The internet occasionally throws up gems and The Wax Paper is one of them. I stumbled on its call for submissions through the highly useful (and free) online resource The Review Review (firstname.lastname@example.org)
Published as a quarterly broadsheet in Brooklyn and distributed in New York, Chicago and Mankato, The Wax Paper has all the bluff of newspapers before they shrank into tabloids. Eight arm-stretching pages is enough to keep you reading happily for more than an hour.
So I’m delighted, they accepted two of my short plays for publication in Volume Two (Issue One) alongside some powerful short stories, arresting photography and excellent poems.
Poets may have a hard time getting published, but playwrights are competing for even fewer print opportunities.
Double bravo therefore to The Wax Paper for giving over an entire page to my two dramas. Lost Property has been performed a number of times, most recently at The Lost Theatre’s Five Minute Play Festival (see photo to the right with actors David Bevan and Maria Askew).
Bathroom Secrets is a 10 minute play, most recently performed at Unheard, a Festival run by Goblin Baby Theatre Co. at The Bread & Roses Theatre in Clapham.
On the left you can see actors Susan Hodgetts and Mark Lisseman in full flow as a married couple who can’t communicate.
Both plays are available to read on my website: www.bookerplays.co.uk
This issue of The Wax Paper contains poetry by the flamboyantly named Richard King Perkins II, Holly Wren Spaulding, Charles Rafferty, Robbie Gamble, Talal Alyan, Jennie Greensfelder and George Eklund.
Two of the short stories are absolutely knock out: The Gods by Melissa Knox is a fascinating critique of a life under Freudian analysis.
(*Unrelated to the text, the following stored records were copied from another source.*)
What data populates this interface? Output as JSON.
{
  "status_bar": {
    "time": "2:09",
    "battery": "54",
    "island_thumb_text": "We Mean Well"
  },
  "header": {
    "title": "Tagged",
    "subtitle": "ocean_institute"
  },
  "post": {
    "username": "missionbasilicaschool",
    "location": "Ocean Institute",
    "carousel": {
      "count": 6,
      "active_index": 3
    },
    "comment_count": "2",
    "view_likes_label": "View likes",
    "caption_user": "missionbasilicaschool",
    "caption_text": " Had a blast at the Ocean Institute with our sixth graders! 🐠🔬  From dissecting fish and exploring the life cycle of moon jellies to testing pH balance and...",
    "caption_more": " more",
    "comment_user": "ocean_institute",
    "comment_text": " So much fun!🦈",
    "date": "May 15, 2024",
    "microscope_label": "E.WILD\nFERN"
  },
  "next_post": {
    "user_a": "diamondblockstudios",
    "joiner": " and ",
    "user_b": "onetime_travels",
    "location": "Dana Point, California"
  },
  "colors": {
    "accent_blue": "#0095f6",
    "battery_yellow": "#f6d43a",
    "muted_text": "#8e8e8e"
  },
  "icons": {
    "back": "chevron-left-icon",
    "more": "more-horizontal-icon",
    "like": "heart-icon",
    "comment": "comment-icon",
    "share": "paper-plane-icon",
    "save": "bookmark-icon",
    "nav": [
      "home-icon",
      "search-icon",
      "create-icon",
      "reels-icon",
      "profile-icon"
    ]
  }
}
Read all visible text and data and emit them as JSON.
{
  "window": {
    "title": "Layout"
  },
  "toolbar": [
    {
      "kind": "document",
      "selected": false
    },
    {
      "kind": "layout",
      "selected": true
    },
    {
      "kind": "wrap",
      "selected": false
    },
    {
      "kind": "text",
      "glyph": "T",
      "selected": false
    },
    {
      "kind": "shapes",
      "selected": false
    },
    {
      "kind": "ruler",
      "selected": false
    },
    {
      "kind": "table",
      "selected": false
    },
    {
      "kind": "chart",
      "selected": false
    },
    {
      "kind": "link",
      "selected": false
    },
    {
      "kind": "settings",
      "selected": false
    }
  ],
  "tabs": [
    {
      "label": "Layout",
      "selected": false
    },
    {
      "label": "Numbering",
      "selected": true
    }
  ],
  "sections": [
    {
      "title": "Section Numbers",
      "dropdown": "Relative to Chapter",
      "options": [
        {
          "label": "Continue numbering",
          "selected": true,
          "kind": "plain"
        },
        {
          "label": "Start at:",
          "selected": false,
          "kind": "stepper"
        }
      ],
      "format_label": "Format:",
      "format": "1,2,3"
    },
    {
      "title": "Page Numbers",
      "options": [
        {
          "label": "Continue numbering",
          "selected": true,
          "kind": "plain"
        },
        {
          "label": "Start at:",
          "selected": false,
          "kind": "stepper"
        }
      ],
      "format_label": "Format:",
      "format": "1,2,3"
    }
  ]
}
The Second to Last Supper by Sabrina Harris, is a brilliantly satirical attack on capital punishment using the absurd (and I believe legally correct) premise that a United States prisoner cannot be executed unless they have been given their last meal request in full.
“The first priority of The Wax Paper is to expand our understanding of the people we share the world with,” says Editor Hans Hetrick. “Pieces will be selected on their ability to illuminate the humanity and significance of the subjects that inhabit the work – work that required patient observation, remained steadfast in its empathy and displayed genuine vitality.”
If you have poems, short stories, drama, collected conversations, photographs or artwork you think might belong within these lovely pages, please visit: www.thewaxpaper.com/submissions or email Hans Hetrick at email@example.com
Just wanted to thank you for praising “The Gods,” my piece on the Freudian cult to which my family subscribed–it’s actually memoir, not a story, and part of a memoir I’m trying to market. I seem to have no real platform (expert on parental estrangement? Wrote some psychoanalytic books?) and would love advice, since I can’t see myself inventing the kind of platform agents seem to want. I do feel I can write well. Have queried some 30-odd agents and gotten a few friendly rejections. I also don’t live in the U.S, apparently another problem. Posting under my blog name, The Critical Mom.
Dear Melissa, I’m not a prose writer and can’t really offer much advice on finding a platform for memoir, other than please do find one, as it really deserves to be read! You could always consider self-publishing and marketing it yourself. That might get you noticed by a publisher. Or consider issuing it as serialised blog. Good luck, whichever way you jump.